Of course, Tezuka insists everything is fine. Ryoma displays his evidence like a novice defense attorney, emotional and unsteady, exhibit a, exhibit b, exhibit c, but it's all circumstantial, and its nothing says Tezuka. Still, Ryoma only relents when Tezuka agrees to see the trainer. He wants to come along, but the appointment conflicts with an interview he's already agreed to, and so, grudgingly, he makes Tezuka promise to tell him everything the trainer says and then kisses him on the cheek before seeing him out the door. He's antsy and jittery throughout the interview, and snappish when asked something he thinks is stupid, and when the damn thing's finally over, he hurries home already planning his questions, his responses depending on the answers. But he comes home only to more I'm fines and It's nothings, and finally, when he thinks he's about the burst and explode into a fit of anger or perhaps tears, Tezuka relents that the trainer suggested he be careful and might want to avoid zero-shiki in the near future.
This placates Ryoma, and he watches like a hawk from then on; unlike middle school, now he's informed, now he knows, and he'll be damned if he lets Tezuka use that shot when most of the time he could win easily without it, anyway.

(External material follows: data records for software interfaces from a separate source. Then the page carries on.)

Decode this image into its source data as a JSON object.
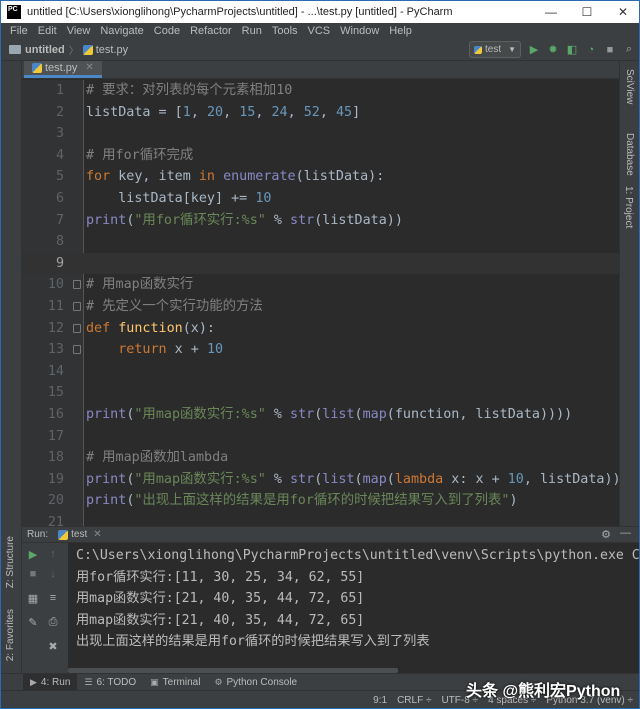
{
  "window": {
    "title": "untitled [C:\\Users\\xionglihong\\PycharmProjects\\untitled] - ...\\test.py [untitled] - PyCharm",
    "app_icon_text": "PC",
    "controls": {
      "minimize": "—",
      "maximize": "☐",
      "close": "✕"
    }
  },
  "menu": [
    "File",
    "Edit",
    "View",
    "Navigate",
    "Code",
    "Refactor",
    "Run",
    "Tools",
    "VCS",
    "Window",
    "Help"
  ],
  "navbar": {
    "project": "untitled",
    "file": "test.py",
    "run_config": "test"
  },
  "editor": {
    "tab_label": "test.py",
    "current_line": 9
  },
  "right_strip": {
    "tabs": [
      "SciView",
      "Database"
    ]
  },
  "left_strip": {
    "tabs": [
      "1: Project",
      "Z: Structure",
      "2: Favorites"
    ]
  },
  "run_panel": {
    "label": "Run:",
    "tab": "test",
    "console": [
      "C:\\Users\\xionglihong\\PycharmProjects\\untitled\\venv\\Scripts\\python.exe C:/Us",
      "用for循环实行:[11, 30, 25, 34, 62, 55]",
      "用map函数实行:[21, 40, 35, 44, 72, 65]",
      "用map函数实行:[21, 40, 35, 44, 72, 65]",
      "出现上面这样的结果是用for循环的时候把结果写入到了列表"
    ]
  },
  "tool_tabs": [
    {
      "icon": "▶",
      "label": "4: Run"
    },
    {
      "icon": "☰",
      "label": "6: TODO"
    },
    {
      "icon": "▣",
      "label": "Terminal"
    },
    {
      "icon": "⚙",
      "label": "Python Console"
    }
  ],
  "status": {
    "position": "9:1",
    "line_sep": "CRLF ÷",
    "encoding": "UTF-8 ÷",
    "indent": "4 spaces ÷",
    "interpreter": "Python 3.7 (venv) ÷"
  },
  "watermark": "头条 @熊利宏Python"
}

But no win is more important than Tezuka's arm, and when much to Ryoma's dismay, he watches the flinching, the missed points, the slight winces of pain get worse, a knot that only tightens with each instance twists in his stomach and he knows it's not nothing, and Tezuka is not fine, and, never having been particularly patient, he pulls Tezuka aside that night, as soon as he's back, in the cramped entrance hall of their hotel room.

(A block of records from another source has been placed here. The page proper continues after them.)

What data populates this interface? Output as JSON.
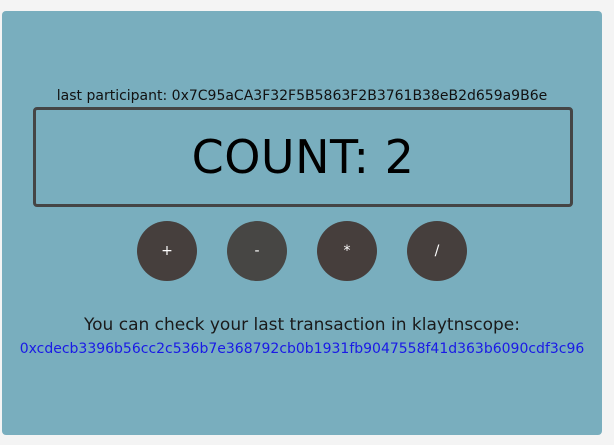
{
  "participant": {
    "text": "last participant: 0x7C95aCA3F32F5B5863F2B3761B38eB2d659a9B6e"
  },
  "counter": {
    "text": "COUNT: 2"
  },
  "buttons": {
    "plus": "+",
    "minus": "-",
    "multiply": "*",
    "divide": "/"
  },
  "transaction": {
    "label": "You can check your last transaction in klaytnscope:",
    "hash": "0xcdecb3396b56cc2c536b7e368792cb0b1931fb9047558f41d363b6090cdf3c96"
  },
  "colors": {
    "panel_background": "#79aebe",
    "button_background": "#463f3d",
    "link": "#1a1ae6",
    "count_border": "#454545"
  }
}
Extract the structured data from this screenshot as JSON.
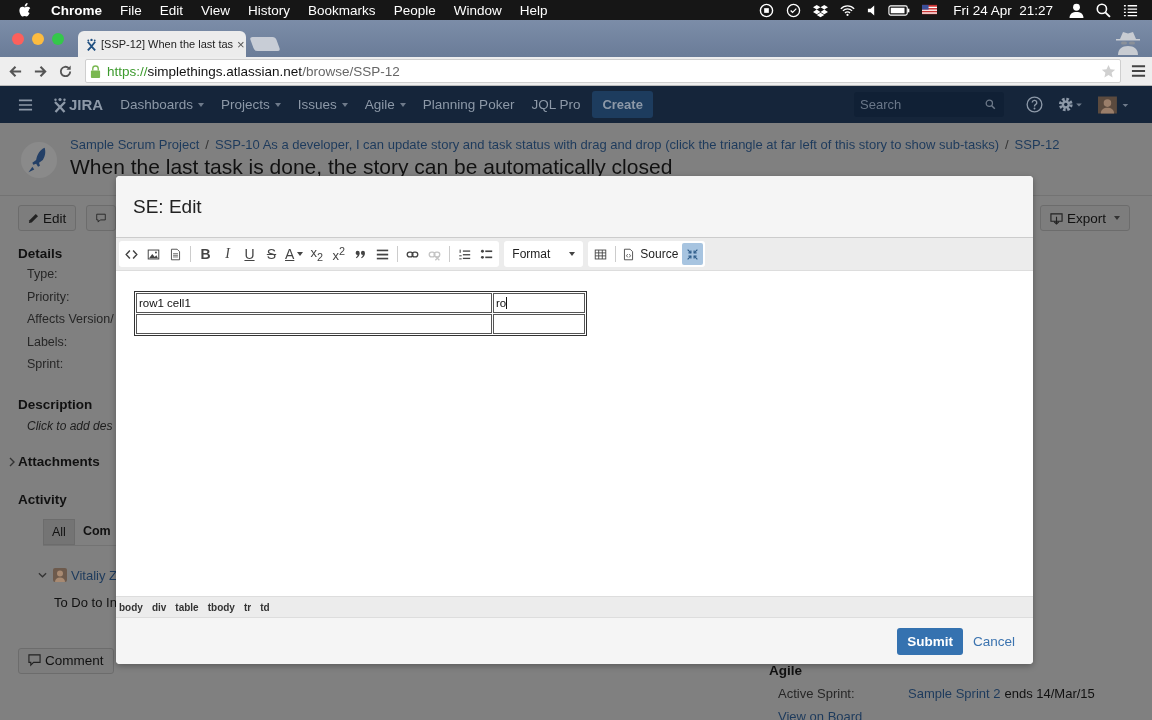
{
  "menubar": {
    "app": "Chrome",
    "menus": [
      "File",
      "Edit",
      "View",
      "History",
      "Bookmarks",
      "People",
      "Window",
      "Help"
    ],
    "clock": "Fri 24 Apr  21:27"
  },
  "browser": {
    "tab_title": "[SSP-12] When the last tas",
    "tab_close": "×",
    "url": {
      "scheme": "https://",
      "host": "simplethings.atlassian.net",
      "path": "/browse/SSP-12"
    }
  },
  "nav": {
    "logo": "JIRA",
    "items": [
      {
        "label": "Dashboards",
        "dropdown": true
      },
      {
        "label": "Projects",
        "dropdown": true
      },
      {
        "label": "Issues",
        "dropdown": true
      },
      {
        "label": "Agile",
        "dropdown": true
      },
      {
        "label": "Planning Poker",
        "dropdown": false
      },
      {
        "label": "JQL Pro",
        "dropdown": false
      }
    ],
    "create": "Create",
    "search_placeholder": "Search"
  },
  "issue": {
    "breadcrumb": [
      "Sample Scrum Project",
      "SSP-10 As a developer, I can update story and task status with drag and drop (click the triangle at far left of this story to show sub-tasks)",
      "SSP-12"
    ],
    "separator": "/",
    "title": "When the last task is done, the story can be automatically closed",
    "edit": "Edit",
    "export": "Export"
  },
  "details": {
    "heading": "Details",
    "fields": [
      "Type:",
      "Priority:",
      "Affects Version/",
      "Labels:",
      "Sprint:"
    ]
  },
  "description": {
    "heading": "Description",
    "placeholder": "Click to add des"
  },
  "attachments": {
    "heading": "Attachments",
    "expanded": false
  },
  "activity": {
    "heading": "Activity",
    "tabs": [
      {
        "label": "All",
        "selected": true
      },
      {
        "label": "Com",
        "selected": false
      }
    ],
    "comment": {
      "author": "Vitaliy Z",
      "expanded": true,
      "text": "To Do to In"
    },
    "comment_button": "Comment"
  },
  "agile": {
    "heading": "Agile",
    "sprint_label": "Active Sprint:",
    "sprint_link": "Sample Sprint 2",
    "sprint_end": "ends 14/Mar/15",
    "board_link": "View on Board"
  },
  "dialog": {
    "title": "SE: Edit",
    "toolbar": [
      {
        "sections": [
          {
            "items": [
              {
                "kind": "code",
                "active": false,
                "disabled": false
              },
              {
                "kind": "image",
                "active": false,
                "disabled": false
              },
              {
                "kind": "template",
                "active": false,
                "disabled": false
              }
            ]
          },
          {
            "items": [
              {
                "kind": "bold",
                "label": "B",
                "active": false,
                "disabled": false
              },
              {
                "kind": "italic",
                "label": "I",
                "active": false,
                "disabled": false
              },
              {
                "kind": "underline",
                "label": "U",
                "active": false,
                "disabled": false
              },
              {
                "kind": "strike",
                "label": "S",
                "active": false,
                "disabled": false
              },
              {
                "kind": "color",
                "label": "A",
                "active": false,
                "disabled": false
              },
              {
                "kind": "sub",
                "label": "x$_{2}$",
                "active": false,
                "disabled": false
              },
              {
                "kind": "sup",
                "label": "x$^{2}$",
                "active": false,
                "disabled": false
              },
              {
                "kind": "quote",
                "active": false,
                "disabled": false
              },
              {
                "kind": "rule",
                "active": false,
                "disabled": false
              }
            ]
          },
          {
            "items": [
              {
                "kind": "link",
                "active": false,
                "disabled": false
              },
              {
                "kind": "unlink",
                "active": false,
                "disabled": true
              }
            ]
          },
          {
            "items": [
              {
                "kind": "ol",
                "active": false,
                "disabled": false
              },
              {
                "kind": "ul",
                "active": false,
                "disabled": false
              }
            ]
          }
        ]
      },
      {
        "sections": [
          {
            "items": [
              {
                "kind": "dropdown",
                "label": "Format",
                "active": false,
                "disabled": false
              }
            ]
          }
        ]
      },
      {
        "sections": [
          {
            "items": [
              {
                "kind": "table",
                "active": false,
                "disabled": false
              }
            ]
          },
          {
            "items": [
              {
                "kind": "source",
                "label": "Source",
                "active": false,
                "disabled": false
              },
              {
                "kind": "maximize",
                "active": true,
                "disabled": false
              }
            ]
          }
        ]
      }
    ],
    "rows": [
      {
        "cells": [
          {
            "text": "row1 cell1",
            "cursor": false
          },
          {
            "text": "ro",
            "cursor": true
          }
        ]
      },
      {
        "cells": [
          {
            "cursor": false
          },
          {
            "cursor": false
          }
        ]
      }
    ],
    "path": [
      "body",
      "div",
      "table",
      "tbody",
      "tr",
      "td"
    ],
    "submit": "Submit",
    "cancel": "Cancel"
  }
}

You're injured, Ryoma accuses, much more sharply than he intended, and You're wrong, Tezuka bristles in reply, and Ryoma recoils as if hit but does not back down. You're injured, he tries again, a little more softly this time, and I'm fine, Tezuka softens as well but does not relent either. You need to see a doctor, Ryoma begs, to which he receives a predictable I already have, but A specialist, he tries anyway, only to find himself faced with a raised eyebrow. Ryoma hasn't been this close to crying for a very long time, but he swallows back the hysterics and takes a step closer, his gaze never breaking from Tezuka's. You're not invincible, he pleads quietly, evenly, And you don't need to be anymore. But Tezuka shakes his head, his right hand unconsciously coming to rest on his left arm, and replies, It isn't important, and that's when Ryoma breaks down. Yes it is, he bursts, yes it is, because you can live without professional tennis, but I can't live without you.

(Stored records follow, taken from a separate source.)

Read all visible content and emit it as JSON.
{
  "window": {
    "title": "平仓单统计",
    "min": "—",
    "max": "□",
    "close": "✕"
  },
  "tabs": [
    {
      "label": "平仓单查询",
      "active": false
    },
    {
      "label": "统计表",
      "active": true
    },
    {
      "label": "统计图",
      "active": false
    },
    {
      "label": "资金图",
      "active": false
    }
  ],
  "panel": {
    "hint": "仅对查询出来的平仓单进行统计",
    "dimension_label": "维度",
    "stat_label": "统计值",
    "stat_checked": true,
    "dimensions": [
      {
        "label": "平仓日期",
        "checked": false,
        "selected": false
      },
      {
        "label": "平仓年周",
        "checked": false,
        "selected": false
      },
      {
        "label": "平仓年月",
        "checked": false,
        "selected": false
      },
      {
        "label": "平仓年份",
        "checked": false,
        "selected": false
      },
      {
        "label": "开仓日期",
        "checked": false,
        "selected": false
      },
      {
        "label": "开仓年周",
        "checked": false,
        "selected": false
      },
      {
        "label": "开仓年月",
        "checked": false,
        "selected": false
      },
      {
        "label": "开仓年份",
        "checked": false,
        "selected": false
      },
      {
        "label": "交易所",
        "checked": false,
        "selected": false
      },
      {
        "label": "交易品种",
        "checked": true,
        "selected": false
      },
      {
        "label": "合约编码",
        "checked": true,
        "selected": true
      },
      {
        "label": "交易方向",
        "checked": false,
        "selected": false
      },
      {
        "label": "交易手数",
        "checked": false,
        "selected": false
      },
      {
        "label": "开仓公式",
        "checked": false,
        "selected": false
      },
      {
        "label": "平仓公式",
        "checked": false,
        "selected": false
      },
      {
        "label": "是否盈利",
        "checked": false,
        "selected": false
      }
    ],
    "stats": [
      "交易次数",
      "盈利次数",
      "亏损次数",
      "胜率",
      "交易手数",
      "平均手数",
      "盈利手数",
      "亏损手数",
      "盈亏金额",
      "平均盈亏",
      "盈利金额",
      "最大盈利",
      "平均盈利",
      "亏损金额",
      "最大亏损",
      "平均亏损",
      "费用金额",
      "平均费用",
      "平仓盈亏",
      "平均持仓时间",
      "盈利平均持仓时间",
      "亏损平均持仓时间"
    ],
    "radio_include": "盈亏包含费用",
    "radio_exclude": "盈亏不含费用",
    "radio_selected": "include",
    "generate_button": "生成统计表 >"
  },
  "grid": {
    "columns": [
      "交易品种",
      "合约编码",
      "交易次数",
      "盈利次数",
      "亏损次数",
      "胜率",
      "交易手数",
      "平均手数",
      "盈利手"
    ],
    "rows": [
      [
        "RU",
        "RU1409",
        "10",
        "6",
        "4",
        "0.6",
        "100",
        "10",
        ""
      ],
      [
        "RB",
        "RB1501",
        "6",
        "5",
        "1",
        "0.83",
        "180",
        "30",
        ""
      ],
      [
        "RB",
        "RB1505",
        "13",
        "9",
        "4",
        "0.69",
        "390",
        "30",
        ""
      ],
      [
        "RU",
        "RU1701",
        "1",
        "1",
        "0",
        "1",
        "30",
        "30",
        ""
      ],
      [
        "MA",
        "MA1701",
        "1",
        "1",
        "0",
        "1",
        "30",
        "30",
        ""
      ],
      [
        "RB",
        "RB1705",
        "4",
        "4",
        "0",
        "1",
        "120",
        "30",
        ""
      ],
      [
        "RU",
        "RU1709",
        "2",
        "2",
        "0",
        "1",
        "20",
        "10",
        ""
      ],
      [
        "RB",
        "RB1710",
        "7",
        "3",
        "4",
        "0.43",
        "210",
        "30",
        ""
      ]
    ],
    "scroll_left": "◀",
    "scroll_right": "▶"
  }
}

And so, Ryoma, at the prime age of twenty-seven, leaves professional tennis behind, not because of injury or illness or scandal, not because of losses or lack of funds. He leaves for the one he loves most, and though he never understood at twelve or thirteen, he thinks, as he packs his bags for the final time, perhaps, once they're back in Tokyo, he'll go back home and pay his father a visit. He's fairly certain he'll regret it, but Tezuka will have college applications to deal with, and Ryoma's just a little bit curious as to what's so great about having a kid, anyway.